The on-again, off-again proposed sale of Cleveland Speedway to a Chattanooga developer has run its final lap.
And it could be a signal the last race has been run as well.
U.S. Bankruptcy Trustee Jerrold Farinash filed a notice Tuesday with the U.S. Bankruptcy Court in Chattanooga saying he has officially withdrawn the recent proposed sale, the opportunity to object and the chance for a hearing on the objection.
Farinash’s notice brought to a finale the original aspirations of Chattanooga developer Marcus D. Lyons to buy the property for $1.1 million.
Lyons had signed a “proposed order” for the deal securing the property at a price of $1.1 million that was submitted to the court Nov. 19.
The hearing that could have finalized the deal was held Dec. 12, but Lyons’ attorney, Ellie Hill, told the court the offer had been withdrawn two days earlier “by hand delivery and email.”
Farinash argued the filling of the agreement was “an act of acceptance” and asked the court to allow him to submit a written argument on the issue.
The scheduled Feb. 3 hearing on the matter was never held when Farinash withdrew his notice of sale at that time.
“There are a number of things going on, none of which I am currently at liberty to disclose,” the trustee told the Banner on Feb. 4.
When asked for an update three weeks later, Farinash responded, “Nothing new to report at this time.”
The Speedway filed for Chapter 11 bankruptcy on Dec. 16, 2011. A trustee was appointed to the case two months later.
On March 12, 2012, U.S. Bankruptcy Judge John C. Cook issued an order allowing the trustee to obtain a $50,000 line of credit from Race Engine Design Inc. of Rossville, Ga.
“The trustee believes it is in the best interest of the Debtor and its creditors to operate the Debtor’s business of being a motor speedway,” the motion read. “The Debtor’s business depends upon the beginning of operations in March of each year.”
The motion noted the funds were necessary to prepare for the 2012 season.
Final orders allowing the credit were issued on May 21 of that year.
The racetrack was able to host action for another two seasons before there appeared to be a serious buyer in Lyons.
Financial reports for 2013 submitted to the court showed the race track ran in the red for what might have been its last season in its current form.

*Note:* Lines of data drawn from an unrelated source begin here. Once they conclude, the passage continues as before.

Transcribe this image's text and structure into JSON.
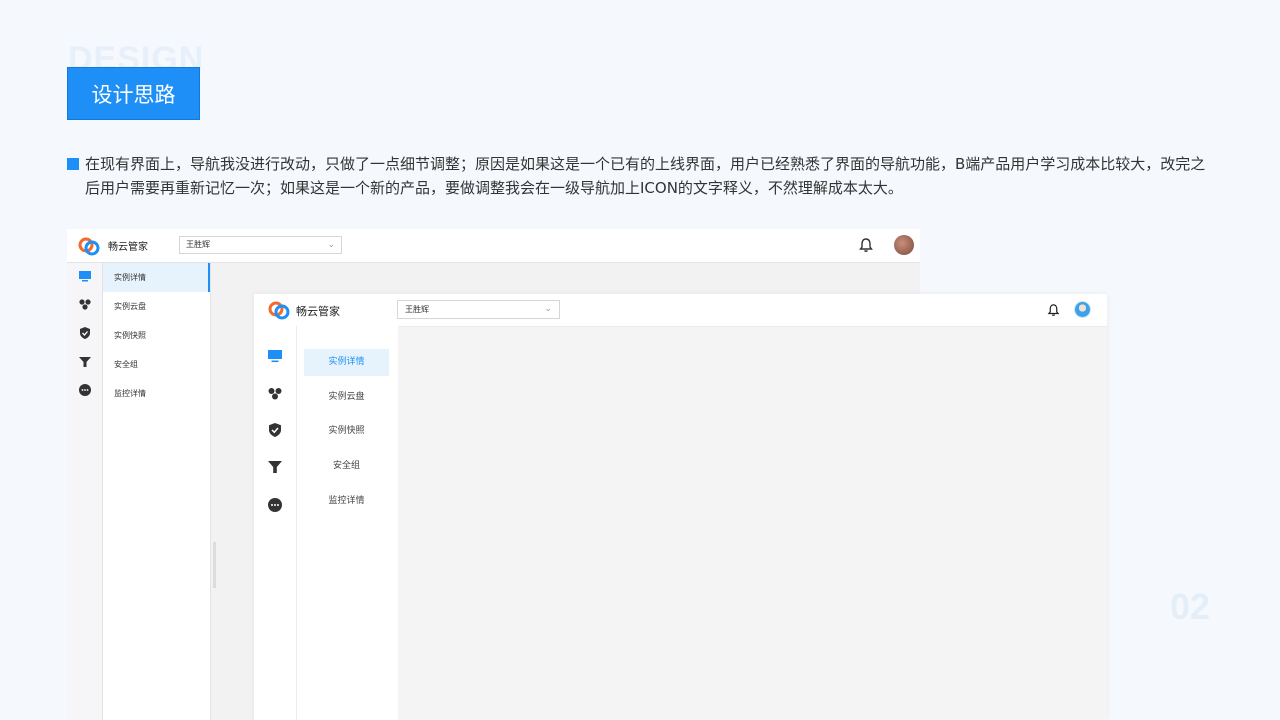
{
  "background_word": "DESIGN",
  "section_title": "设计思路",
  "description": "在现有界面上，导航我没进行改动，只做了一点细节调整；原因是如果这是一个已有的上线界面，用户已经熟悉了界面的导航功能，B端产品用户学习成本比较大，改完之后用户需要再重新记忆一次；如果这是一个新的产品，要做调整我会在一级导航加上ICON的文字释义，不然理解成本太大。",
  "page_number": "02",
  "colors": {
    "accent": "#1e8ff7",
    "active_bg": "#e6f3fd",
    "slide_bg": "#f5f9fd"
  },
  "old_ui": {
    "brand": "畅云管家",
    "account_select": "王胜辉",
    "rail_icons": [
      "monitor-icon",
      "cluster-icon",
      "shield-check-icon",
      "filter-icon",
      "chat-icon"
    ],
    "menu": [
      "实例详情",
      "实例云盘",
      "实例快照",
      "安全组",
      "监控详情"
    ],
    "active_index": 0
  },
  "new_ui": {
    "brand": "畅云管家",
    "account_select": "王胜辉",
    "rail_icons": [
      "monitor-icon",
      "cluster-icon",
      "shield-check-icon",
      "filter-icon",
      "chat-icon"
    ],
    "menu": [
      "实例详情",
      "实例云盘",
      "实例快照",
      "安全组",
      "监控详情"
    ],
    "active_index": 0
  }
}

Total revenues for the track were $654,881 with race-generated moneys accounting for $616,981 of that total.
The total amount of disbursements equaled $706,873 — an amount causing a deficit of almost $52,000.
According to the bank statement supplied to the court, as of the end of 2013 the track has a balance of little more than $4,029.

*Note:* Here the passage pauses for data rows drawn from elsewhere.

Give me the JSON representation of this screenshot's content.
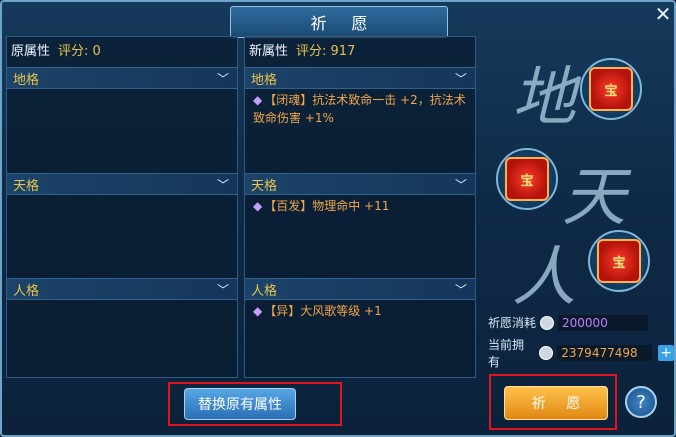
{
  "title": "祈 愿",
  "left_panel": {
    "name": "原属性",
    "score_label": "评分: 0"
  },
  "right_panel": {
    "name": "新属性",
    "score_label": "评分: 917"
  },
  "sections": [
    {
      "label": "地格",
      "attr": "【闭魂】抗法术致命一击 +2，抗法术致命伤害 +1%"
    },
    {
      "label": "天格",
      "attr": "【百发】物理命中 +11"
    },
    {
      "label": "人格",
      "attr": "【异】大风歌等级 +1"
    }
  ],
  "glyphs": {
    "di": "地",
    "tian": "天",
    "ren": "人"
  },
  "item_glyph": "宝",
  "cost": {
    "label": "祈愿消耗",
    "value": "200000"
  },
  "owned": {
    "label": "当前拥有",
    "value": "2379477498"
  },
  "buttons": {
    "replace": "替换原有属性",
    "pray": "祈 愿",
    "help": "?"
  },
  "colors": {
    "highlight": "#e0151b",
    "gold": "#e8c44a",
    "attr": "#f0a64a",
    "cost_value": "#c07cff"
  }
}
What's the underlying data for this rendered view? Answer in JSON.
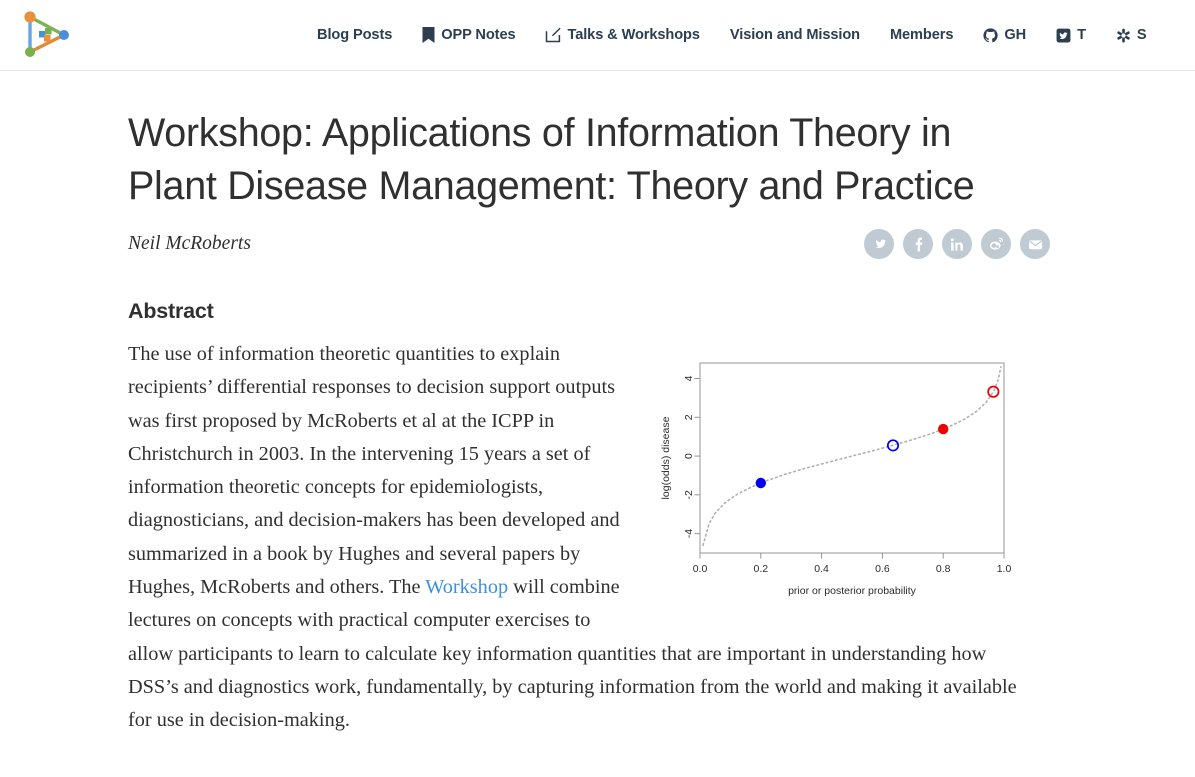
{
  "nav": {
    "brand_name": "site-logo",
    "items": [
      {
        "label": "Blog Posts",
        "icon": ""
      },
      {
        "label": "OPP Notes",
        "icon": "bookmark-icon"
      },
      {
        "label": "Talks & Workshops",
        "icon": "pencil-square-icon"
      },
      {
        "label": "Vision and Mission",
        "icon": ""
      },
      {
        "label": "Members",
        "icon": ""
      },
      {
        "label": "GH",
        "icon": "github-icon"
      },
      {
        "label": "T",
        "icon": "twitter-icon"
      },
      {
        "label": "S",
        "icon": "keybase-icon"
      }
    ]
  },
  "post": {
    "title": "Workshop: Applications of Information Theory in Plant Disease Management: Theory and Practice",
    "author": "Neil McRoberts",
    "share": [
      {
        "name": "twitter-share",
        "label": "Twitter"
      },
      {
        "name": "facebook-share",
        "label": "Facebook"
      },
      {
        "name": "linkedin-share",
        "label": "LinkedIn"
      },
      {
        "name": "weibo-share",
        "label": "Weibo"
      },
      {
        "name": "email-share",
        "label": "Email"
      }
    ]
  },
  "abstract": {
    "heading": "Abstract",
    "part1": "The use of information theoretic quantities to explain recipients’ differential responses to decision support outputs was first proposed by McRoberts et al at the ICPP in Christchurch in 2003. In the intervening 15 years a set of information theoretic concepts for epidemiologists, diagnosticians, and decision-makers has been developed and summarized in a book by Hughes and several papers by Hughes, McRoberts and others. The ",
    "link_text": "Workshop",
    "part2": " will combine lectures on concepts with practical computer exercises to allow participants to learn to calculate key information quantities that are important in understanding how DSS’s and diagnostics work, fundamentally, by capturing information from the world and making it available for use in decision-making."
  },
  "colors": {
    "link": "#3d8fdd",
    "nav_text": "#2c3e50",
    "body_text": "#303030",
    "share_bg": "#bfcad3",
    "logo_orange": "#e8913a",
    "logo_green": "#78b14b",
    "logo_blue": "#4a90d9"
  },
  "chart_data": {
    "type": "line",
    "title": "",
    "xlabel": "prior or posterior probability",
    "ylabel": "log(odds) disease",
    "xlim": [
      0.0,
      1.0
    ],
    "ylim": [
      -5.0,
      4.8
    ],
    "xticks": [
      "0.0",
      "0.2",
      "0.4",
      "0.6",
      "0.8",
      "1.0"
    ],
    "xtick_values": [
      0.0,
      0.2,
      0.4,
      0.6,
      0.8,
      1.0
    ],
    "yticks": [
      "4",
      "2",
      "0",
      "-2",
      "-4"
    ],
    "ytick_values": [
      4,
      2,
      0,
      -2,
      -4
    ],
    "grid": false,
    "legend": "none",
    "curve": {
      "name": "logit curve",
      "style": "dotted",
      "color": "#b0b0b0",
      "x": [
        0.01,
        0.03,
        0.05,
        0.08,
        0.12,
        0.17,
        0.22,
        0.28,
        0.34,
        0.4,
        0.46,
        0.52,
        0.58,
        0.64,
        0.7,
        0.76,
        0.82,
        0.87,
        0.91,
        0.94,
        0.965,
        0.98,
        0.99
      ],
      "y": [
        -4.6,
        -3.48,
        -2.94,
        -2.44,
        -1.99,
        -1.59,
        -1.27,
        -0.94,
        -0.66,
        -0.41,
        -0.16,
        0.08,
        0.32,
        0.58,
        0.85,
        1.15,
        1.52,
        1.9,
        2.31,
        2.75,
        3.32,
        3.89,
        4.6
      ]
    },
    "points": [
      {
        "name": "prior-negative",
        "x": 0.2,
        "y": -1.39,
        "color": "#0000ee",
        "filled": true,
        "label": "blue filled"
      },
      {
        "name": "posterior-negative",
        "x": 0.635,
        "y": 0.55,
        "color": "#0000ee",
        "filled": false,
        "label": "blue open"
      },
      {
        "name": "prior-positive",
        "x": 0.8,
        "y": 1.39,
        "color": "#ee0000",
        "filled": true,
        "label": "red filled"
      },
      {
        "name": "posterior-positive",
        "x": 0.965,
        "y": 3.32,
        "color": "#ee0000",
        "filled": false,
        "label": "red open"
      }
    ]
  }
}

Farinash has been on the record saying the track and its facilties need significant and potentially costly work to maintain the property as a speedway.
“We certainly try to be cognizant of people keeping their jobs. It is a landmark in the area. But, at this point in time based on the work we’ve done, we don’t have a really good feeling that anybody is going to come forward and offer enough money to buy it and operate it as a speedway,” he told the Banner in January.
Farinash has also said although his responsibility is to the creditors, “I’d much rather find somebody to operate it as a speedway.”
Farinash, who has been quickly responsive to inquiries in the past, had not responded to a request for an update as of press time.